Israel an A-Plus Credit Risk, Ratings Agency Fitch Says

YERUSHALAYIM -
Israelis withdrawing cash from an ATM machine in Yerushalayim. (Dario Sanchez/Flash90)

Despite “ongoing political and security risks” and a higher-than-preferred government debt level, international credit rating firm Fitch maintained Israel’s credit rating at A-plus. The high rating will ensure that Israel continues to enjoy credit on favorable terms on international markets.

“Israel’s macroeconomic performance has been strong and the economy will remain buoyant in 2019, with real GDP growth of 3.1%, low unemployment, rising wage growth and still low inflation,” Fitch said in its evaluation. That growth has been sustained over the past five years and is expected to continue, with growth levels of around 3% over the next few years. Israel is also very prompt in returning debts –  and exports, especially services, have been strong.”Israel’s ratings are constrained by political and security risks, but its credit profile has shown resilience to periodic conflict and political shocks over an extended time frame,” Fitch said.

In its own prediction of the results of the upcoming election, it is “unlikely to present a clearer outcome than the previous one in April, and building a coalition is likely to prove challenging.” Other risks involve a flare-up of tensions with Syria and/or Iran.

Also problematic is the country’s budget deficit, which is significantly higher than what Fitch considers healthy. With that, Israel has been making important strides in reducing debt; external debt, which was 20% of GDP in 2006, is today only 8% of GDP. “Israel benefits from high financing flexibility, having deep and liquid local markets, good access to international capital markets, an active diaspora bond program, and U.S. government guarantees in the event of market disruption,” as well.

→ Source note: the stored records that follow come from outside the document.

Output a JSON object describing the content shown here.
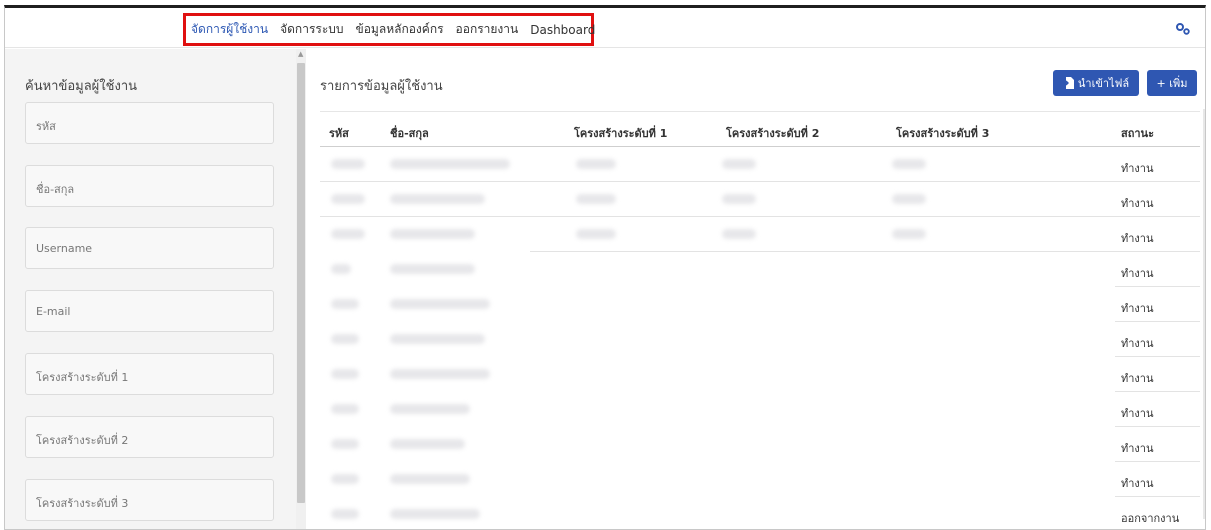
{
  "topnav": {
    "items": [
      {
        "label": "จัดการผู้ใช้งาน",
        "active": true
      },
      {
        "label": "จัดการระบบ"
      },
      {
        "label": "ข้อมูลหลักองค์กร"
      },
      {
        "label": "ออกรายงาน"
      },
      {
        "label": "Dashboard"
      }
    ],
    "settings_icon": "gears-icon"
  },
  "sidebar": {
    "title": "ค้นหาข้อมูลผู้ใช้งาน",
    "fields": [
      {
        "placeholder": "รหัส"
      },
      {
        "placeholder": "ชื่อ-สกุล"
      },
      {
        "placeholder": "Username"
      },
      {
        "placeholder": "E-mail"
      },
      {
        "placeholder": "โครงสร้างระดับที่ 1"
      },
      {
        "placeholder": "โครงสร้างระดับที่ 2"
      },
      {
        "placeholder": "โครงสร้างระดับที่ 3"
      }
    ]
  },
  "main": {
    "title": "รายการข้อมูลผู้ใช้งาน",
    "import_label": "นำเข้าไฟล์",
    "add_label": "+ เพิ่ม",
    "columns": [
      "รหัส",
      "ชื่อ-สกุล",
      "โครงสร้างระดับที่ 1",
      "โครงสร้างระดับที่ 2",
      "โครงสร้างระดับที่ 3",
      "สถานะ"
    ],
    "rows": [
      {
        "status": "ทำงาน"
      },
      {
        "status": "ทำงาน"
      },
      {
        "status": "ทำงาน"
      },
      {
        "status": "ทำงาน"
      },
      {
        "status": "ทำงาน"
      },
      {
        "status": "ทำงาน"
      },
      {
        "status": "ทำงาน"
      },
      {
        "status": "ทำงาน"
      },
      {
        "status": "ทำงาน"
      },
      {
        "status": "ทำงาน"
      },
      {
        "status": "ออกจากงาน"
      }
    ]
  },
  "colors": {
    "accent": "#2f57b2",
    "nav_highlight": "#e01010"
  }
}
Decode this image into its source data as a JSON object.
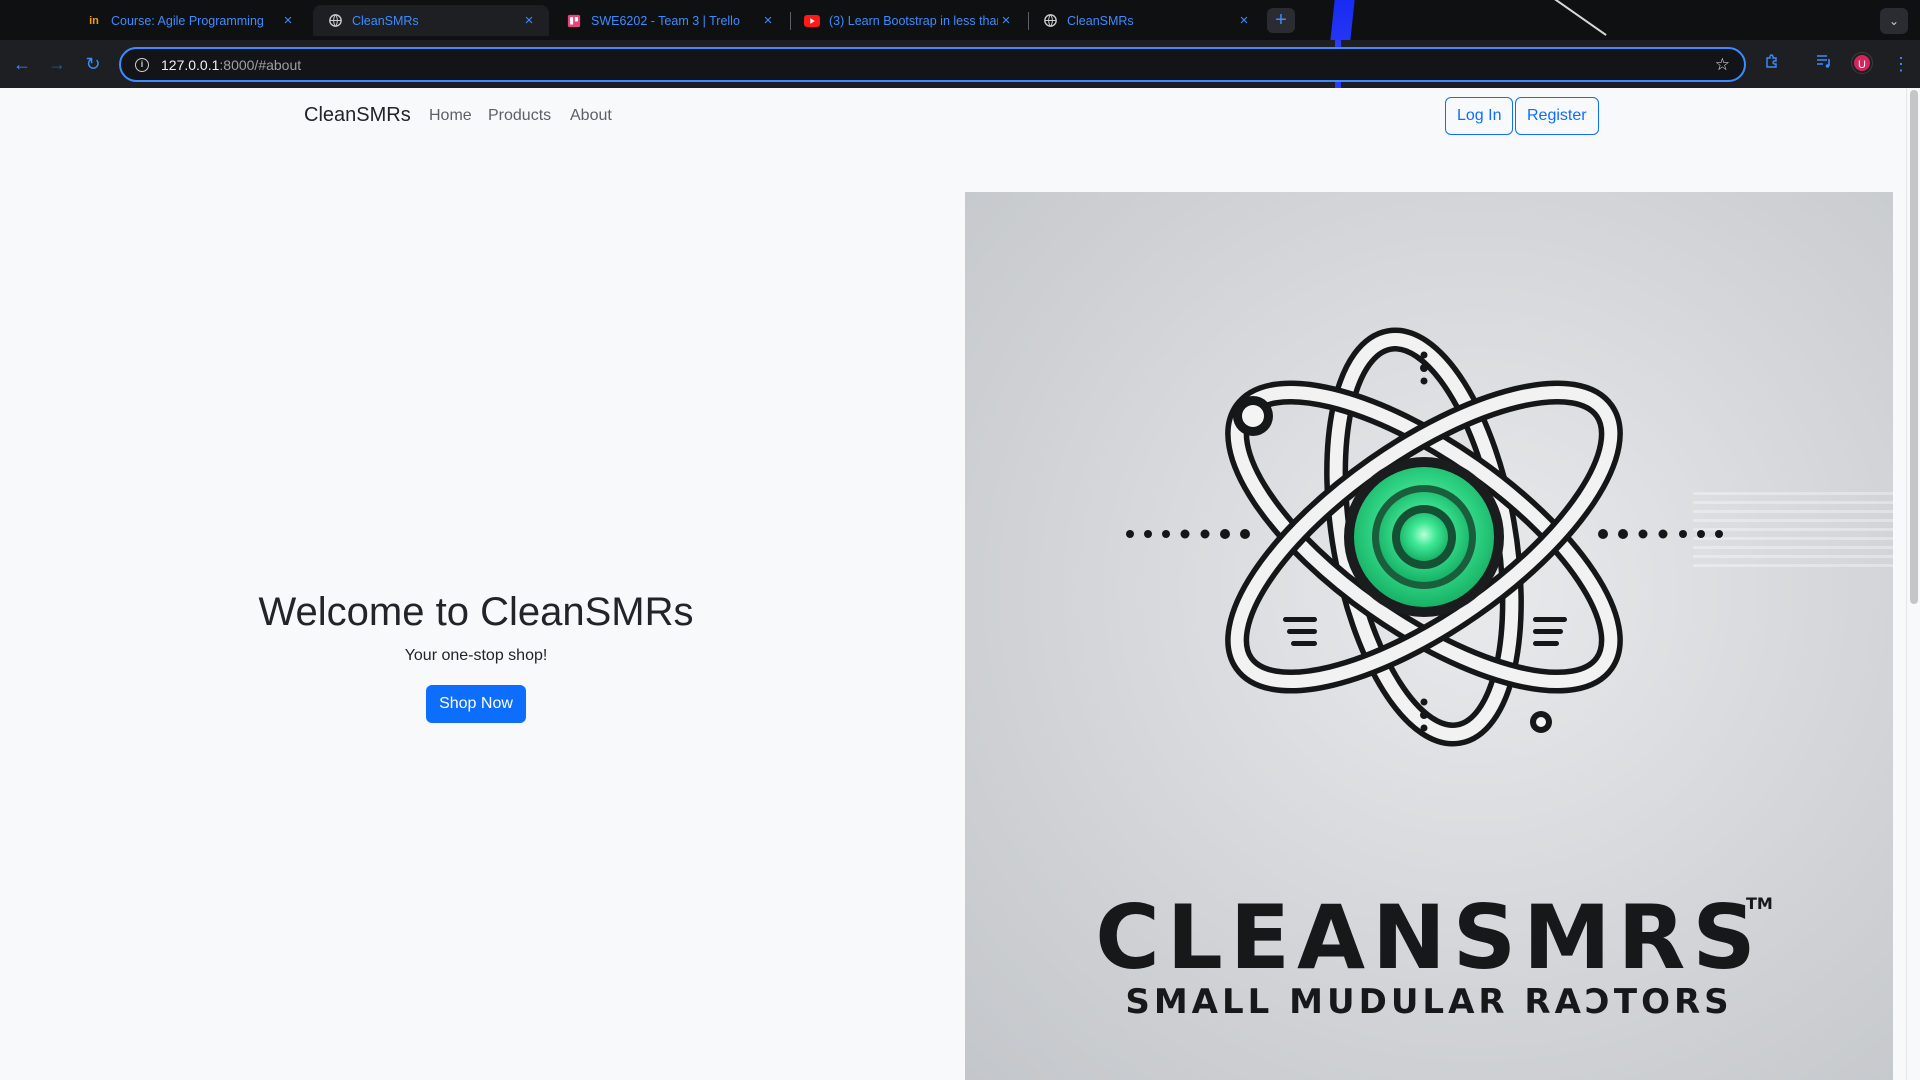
{
  "browser": {
    "tabs": [
      {
        "title": "Course: Agile Programming",
        "favicon": "in",
        "active": false
      },
      {
        "title": "CleanSMRs",
        "favicon": "globe",
        "active": true
      },
      {
        "title": "SWE6202 - Team 3 | Trello",
        "favicon": "trello",
        "active": false
      },
      {
        "title": "(3) Learn Bootstrap in less than",
        "favicon": "youtube",
        "active": false
      },
      {
        "title": "CleanSMRs",
        "favicon": "globe",
        "active": false
      }
    ],
    "new_tab_label": "+",
    "address": {
      "host": "127.0.0.1",
      "rest": ":8000/#about"
    },
    "avatar_initial": "U",
    "accent_color": "#3d8cff"
  },
  "site": {
    "brand": "CleanSMRs",
    "nav": {
      "home": "Home",
      "products": "Products",
      "about": "About"
    },
    "auth": {
      "login": "Log In",
      "register": "Register"
    },
    "hero": {
      "title": "Welcome to CleanSMRs",
      "subtitle": "Your one-stop shop!",
      "cta": "Shop Now"
    },
    "logo": {
      "wordmark": "CLEANSMRS",
      "tm": "TM",
      "tagline": "SMALL MUDULAR RAƆTORS"
    },
    "colors": {
      "primary": "#0d6efd",
      "logo_green": "#2ee08a",
      "page_bg": "#f8f9fa"
    }
  }
}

With that, doing business in Israel is more difficult than it is in other OECD countries, Fitch said. “The government also faces socio-economic challenges in terms of income inequality and integration of growing but less economically productive sections of the population into the labor force,” the agency’s evaluation added.